Canada’s crippling racism problem should have been front and center throughout the election. Instead the whole conversation focused on how it affected Trudeau, who had dressed up in blackface and brownface as a young man and has a stubborn adult tendency toward ethnic dress-up.
That at any given moment 70 or so Indigenous communities in Canada remain on permanent boil water advisories, or that there are anywhere between 1,000 and 2,000 missing and presumed murdered Indigenous women and girls, or that people of color are regularly and disproportionately harassed by the police in Toronto and Montreal never came up.
There’s perhaps no better demonstration of the intersection of Canada’s ascending racism and its lackadaisical leadership than how its six party leaders have addressed the highly controversial decision by the government of Quebec to legalize overt discrimination against religious minorities in the public sector — barring certain public employees from wearing religious symbols in the workplace. That is, none of the party leaders have come out strongly against it, preferring to dodge the issue by pointing to the apparently delicate sensibilities of the Quebecois. This spinelessness is as characteristic of Canadian politicians as it is of Americans.
And if you think the electoral college is bad, consider that Canada’s first-past-the-post voting system effectively voids any vote that doesn’t go to the winning candidate in an electoral riding (the equivalent of a congressional district). Canadian governments can be formed with as little as a quarter of the population’s support, and the executive and legislative vote is one in the same, the national leader being chosen only by registered members of the party, not the public at large. Canada’s Senate, the chamber of sober second thought, is entirely appointed. Electoral reform has been proposed and promised for over a century, but as long as it reinforces and sustains elite rule, it’s dropped as soon as a government is formed. Political dysfunction and anemic voting rates are among the few constants in Canadian politics.
Issues that were once firmly behind us — legalized abortion, gun control — are being resurrected by local lobby groups with financial ties (and a rhetorical base) firmly rooted in their American equivalents. They claim they’re only asking questions, but in practice it’s just another step in the normalization of all of Canada’s worst instincts.
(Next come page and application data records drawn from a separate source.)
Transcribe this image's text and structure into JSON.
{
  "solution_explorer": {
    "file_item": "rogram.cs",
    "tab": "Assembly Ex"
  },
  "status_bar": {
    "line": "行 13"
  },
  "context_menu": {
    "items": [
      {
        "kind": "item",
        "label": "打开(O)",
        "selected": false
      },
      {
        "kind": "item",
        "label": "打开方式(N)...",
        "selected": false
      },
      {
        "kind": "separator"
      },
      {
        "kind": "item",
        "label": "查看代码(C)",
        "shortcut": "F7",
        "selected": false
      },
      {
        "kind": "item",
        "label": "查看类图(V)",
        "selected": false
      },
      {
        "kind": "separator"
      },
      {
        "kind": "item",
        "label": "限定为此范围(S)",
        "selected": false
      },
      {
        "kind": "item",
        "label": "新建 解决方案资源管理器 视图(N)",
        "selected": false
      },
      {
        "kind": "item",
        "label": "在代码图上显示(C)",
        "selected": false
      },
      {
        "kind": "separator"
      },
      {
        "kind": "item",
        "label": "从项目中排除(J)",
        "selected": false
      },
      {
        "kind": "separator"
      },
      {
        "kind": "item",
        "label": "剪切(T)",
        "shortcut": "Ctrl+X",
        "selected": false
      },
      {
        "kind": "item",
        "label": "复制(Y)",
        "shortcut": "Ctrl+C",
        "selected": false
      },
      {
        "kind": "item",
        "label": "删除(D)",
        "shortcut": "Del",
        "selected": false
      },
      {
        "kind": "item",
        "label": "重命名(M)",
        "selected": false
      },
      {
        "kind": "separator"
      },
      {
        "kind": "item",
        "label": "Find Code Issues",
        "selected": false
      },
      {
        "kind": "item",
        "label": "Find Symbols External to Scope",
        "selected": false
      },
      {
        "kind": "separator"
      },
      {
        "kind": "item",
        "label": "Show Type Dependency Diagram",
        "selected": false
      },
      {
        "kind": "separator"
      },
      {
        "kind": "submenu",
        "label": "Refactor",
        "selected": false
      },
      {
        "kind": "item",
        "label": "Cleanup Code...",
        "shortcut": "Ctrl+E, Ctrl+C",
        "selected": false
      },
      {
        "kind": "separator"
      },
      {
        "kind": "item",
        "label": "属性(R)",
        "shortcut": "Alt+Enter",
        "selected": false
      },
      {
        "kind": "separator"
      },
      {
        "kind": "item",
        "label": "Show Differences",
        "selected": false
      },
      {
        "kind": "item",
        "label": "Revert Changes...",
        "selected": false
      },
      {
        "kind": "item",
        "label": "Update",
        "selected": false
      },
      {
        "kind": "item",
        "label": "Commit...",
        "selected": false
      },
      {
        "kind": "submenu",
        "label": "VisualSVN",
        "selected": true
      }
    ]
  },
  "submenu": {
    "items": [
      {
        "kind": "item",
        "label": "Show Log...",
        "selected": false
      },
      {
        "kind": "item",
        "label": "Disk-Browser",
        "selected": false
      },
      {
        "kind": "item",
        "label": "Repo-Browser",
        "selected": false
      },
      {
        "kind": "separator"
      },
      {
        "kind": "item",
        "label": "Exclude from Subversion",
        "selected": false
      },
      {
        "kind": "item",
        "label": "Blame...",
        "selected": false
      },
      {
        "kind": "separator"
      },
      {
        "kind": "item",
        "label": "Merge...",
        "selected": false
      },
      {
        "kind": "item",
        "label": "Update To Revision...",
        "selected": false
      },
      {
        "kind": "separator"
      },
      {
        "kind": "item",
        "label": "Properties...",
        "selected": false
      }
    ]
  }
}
Canada cannot — must not — be the ideal for the American left; American progressives must aspire to do much more and be far better. Canada’s successes are unfortunately overshadowed by its many failures — failures that continue for the most part unchallenged by a political aristocracy that has evolved over successive generations. A Canadian federal election is hardly inspiring; quite the opposite. It reminds us of all the broken promises, the entrenched dysfunction, the sleaze and slime that form the foundation of the nation’s politics.
America has already picked its worst possible president and in so doing may have finally broken its own dysfunctional politics. It’s always darkest before the dawn, and Americans have an incredible ability to induce radical progressive change from time to time. Canadians, by contrast, are handicapped by their own exceptionalism, inflated egos, and widespread malaise. Rather than put Canadian politics on a pedestal, Americans should be both more knowledgeable of Canada’s politics and far more critical of its glaring failures.
Canadians simply won’t take their shortcomings seriously until they elicit the scrutiny of Americans.
Clarification: An earlier version of this story referred to the “Kochs’ Atlas Network.” The Kochs are one of several funders of the group.
Taylor C. Noakes is a journalist and public historian from Montreal.